Colours and numbers can be mixed freely. Colours are stored as numbers anyway, so Poser can easily combine the two. Just remember that if you plug the output from a colour node into a number, then the result will be in shades of gray. White will be equal to 1, black to 0 (see below for more on this).
This is where the final result comes out. Click and drag from this onto the value input of the node value on any other node to link them.
Every material has a root node. It contains all the basic elements that each type of Poser material begins with. There are several different types of root node, each with a difference set of Node Values. The most common is the PoserSurface root node, found on all materials related to objects. You will also find Light root nodes, Atmosphere root nodes and Background root nodes.
Each combination of a Node Value and Value Input is often known as an "attribute" (at least by me anyway!). Thus a Math_Functions node has three attributes - Math_Argument, Value_1 and Value_2. This gives us an convenient shorthand that we can use to describe connections between different nodes. Instead of saying "plug the output of the noise node into the value input of the blending node value of the blender node", we can say "plug the noise node into the blending attribute of the blender node", much easier to read (and to type!).
If you are told to 'set' an attribute, then this refers to the input box or dropdown list build into the node. Click and type, or select from the list, pick a colour, or tick an option, depending on the type of value required.
One addition shorthand will be found when discussing maths nodes. Here, you will often find the node value of the Math_Argument Node Value used instead of the Node Name. If you see an instruction to add an 'add node', this normally means create a Math_Functions node, and set Math_Argument to 'Add'.

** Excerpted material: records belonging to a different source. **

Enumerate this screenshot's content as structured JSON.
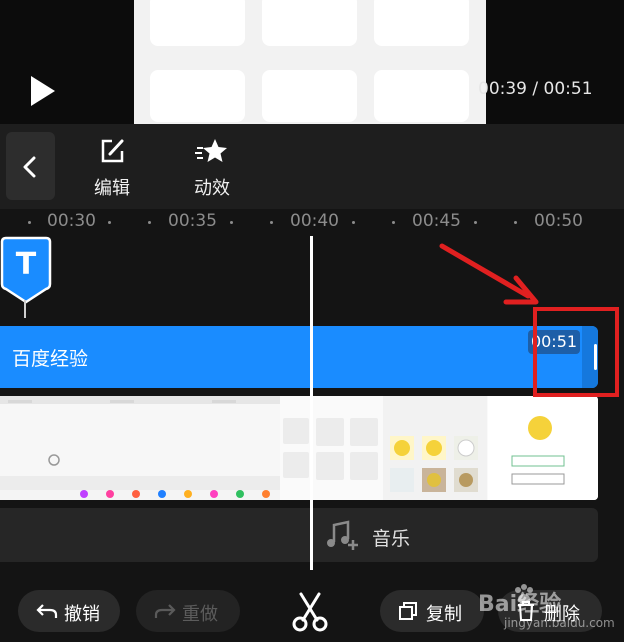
{
  "player": {
    "time_readout": "00:39 / 00:51"
  },
  "toolbar": {
    "edit_label": "编辑",
    "animation_label": "动效"
  },
  "ruler": {
    "ticks": [
      "00:30",
      "00:35",
      "00:40",
      "00:45",
      "00:50"
    ]
  },
  "text_track": {
    "marker_letter": "T",
    "clip_label": "百度经验",
    "clip_end_time": "00:51"
  },
  "music_track": {
    "label": "音乐"
  },
  "bottom_bar": {
    "undo_label": "撤销",
    "redo_label": "重做",
    "copy_label": "复制",
    "delete_label": "删除"
  },
  "watermark": {
    "text": "Bai经验",
    "url": "jingyan.baidu.com"
  },
  "colors": {
    "accent": "#1a8cff",
    "annotation_red": "#e02020",
    "background": "#141414"
  },
  "icons": [
    "play-icon",
    "back-chevron-icon",
    "edit-icon",
    "animation-star-icon",
    "text-marker-icon",
    "music-add-icon",
    "undo-icon",
    "redo-icon",
    "scissors-icon",
    "copy-icon",
    "delete-icon"
  ]
}
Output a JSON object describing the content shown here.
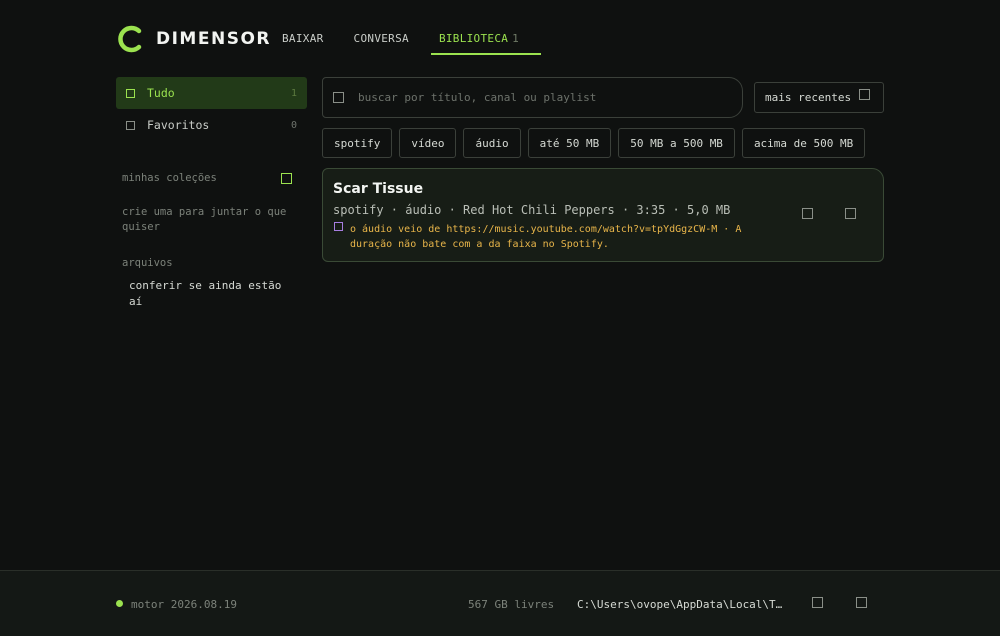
{
  "app": {
    "name": "DIMENSOR",
    "accent": "#9be24f"
  },
  "nav": {
    "items": [
      {
        "label": "BAIXAR"
      },
      {
        "label": "CONVERSA"
      },
      {
        "label": "BIBLIOTECA",
        "count": "1",
        "active": true
      }
    ]
  },
  "sidebar": {
    "items": [
      {
        "label": "Tudo",
        "count": "1",
        "active": true
      },
      {
        "label": "Favoritos",
        "count": "0"
      }
    ],
    "collections_heading": "minhas coleções",
    "collections_hint": "crie uma para juntar o que quiser",
    "files_heading": "arquivos",
    "files_link": "conferir se ainda estão aí"
  },
  "search": {
    "placeholder": "buscar por título, canal ou playlist",
    "value": ""
  },
  "sort": {
    "label": "mais recentes"
  },
  "filters": [
    "spotify",
    "vídeo",
    "áudio",
    "até 50 MB",
    "50 MB a 500 MB",
    "acima de 500 MB"
  ],
  "library": {
    "items": [
      {
        "title": "Scar Tissue",
        "meta": "spotify · áudio · Red Hot Chili Peppers · 3:35 · 5,0 MB",
        "warning": "o áudio veio de https://music.youtube.com/watch?v=tpYdGgzCW-M · A duração não bate com a da faixa no Spotify."
      }
    ]
  },
  "footer": {
    "status": "motor 2026.08.19",
    "free_space": "567 GB livres",
    "path": "C:\\Users\\ovope\\AppData\\Local\\T…"
  }
}
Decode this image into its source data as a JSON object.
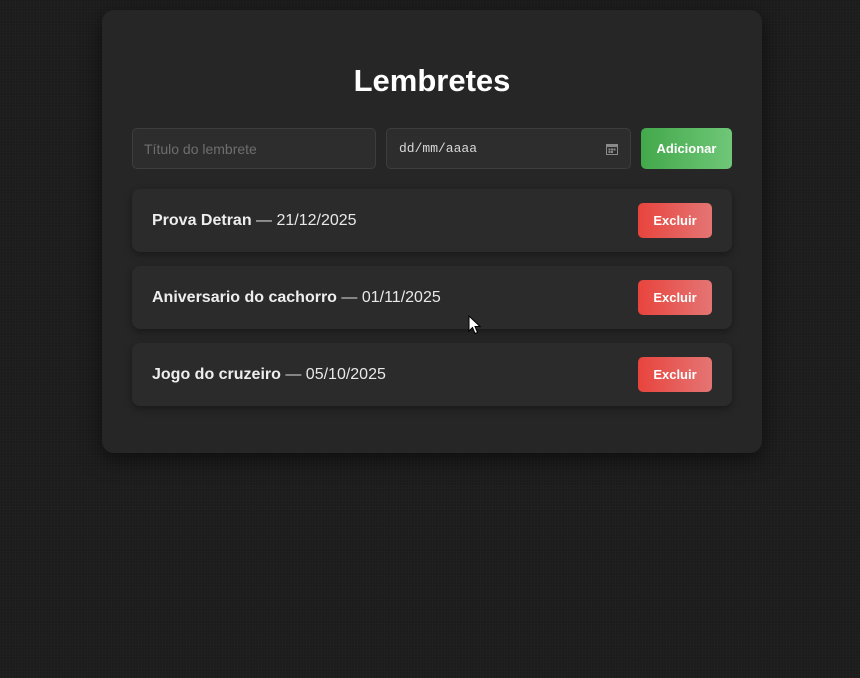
{
  "header": {
    "title": "Lembretes"
  },
  "form": {
    "title_placeholder": "Título do lembrete",
    "date_placeholder": "dd/mm/aaaa",
    "add_label": "Adicionar"
  },
  "reminders": [
    {
      "title": "Prova Detran",
      "separator": " — ",
      "date": "21/12/2025",
      "delete_label": "Excluir"
    },
    {
      "title": "Aniversario do cachorro",
      "separator": " — ",
      "date": "01/11/2025",
      "delete_label": "Excluir"
    },
    {
      "title": "Jogo do cruzeiro",
      "separator": " — ",
      "date": "05/10/2025",
      "delete_label": "Excluir"
    }
  ],
  "colors": {
    "add_button": "#4caf50",
    "delete_button": "#e53935",
    "card_bg": "#262626",
    "page_bg": "#1c1c1c"
  },
  "icons": {
    "date_picker": "calendar-icon",
    "pointer": "mouse-cursor-icon"
  }
}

A note on the conversion of colours to numbers
As mention in the section on Value Input, if you plug a node that produces colours into a value input that expects numbers, Poser will convert that colour into a number. Black and white are simple enough, producing 0 and 1, but other colours need a bit more explaining.
At least for these purposes, Poser stores colours in Red Green Blue format, with each colour being described as a combination of these primary colours. White is produced by combining all three at maximum strength. When Poser converts a colour to a number, it takes these three numbers, adds them together, and then divides them by three. This means that pure red green or blue each become 0.333
This is because each primary colour is made up of one colour channel set to 1 and two colour channels set to 0. When Poser adds them together, the answer it gets is thus always 1, and 1 divided by 3 is 0.333 (recurring to infinity, but that would really slow down the page loading times). Figure 1 shows this in action.
Yellow, which is made up of a combination of red and green, becomes 0.666. One result of this is that an apparently dull colour can be converted into a higher number than a bright colour. Figure 2 shows a bright red becoming dark gray, while a darker shade which contains some green and blue produces a brighter result. In this case, 100% red becomes 0.33 (100+0+0=100; 100%/3 = 33%); while the duller shade is made up of 80% red, 20% blue and 20% green. This becomes 0.4 (80+20+20=120; 120/3 =40%).
It is possible to avoid this in Poser 6 by extracting just the brightness, or 'value', from your colours using a HSV node. Plug the output of your colour node into the colour attribute of the HSV node, leave the value and hue attributes at 1, and change the saturation attribute to 0. Exactly what is going on with the HSV node is beyond the scope of this article, but I will return to it at a later date.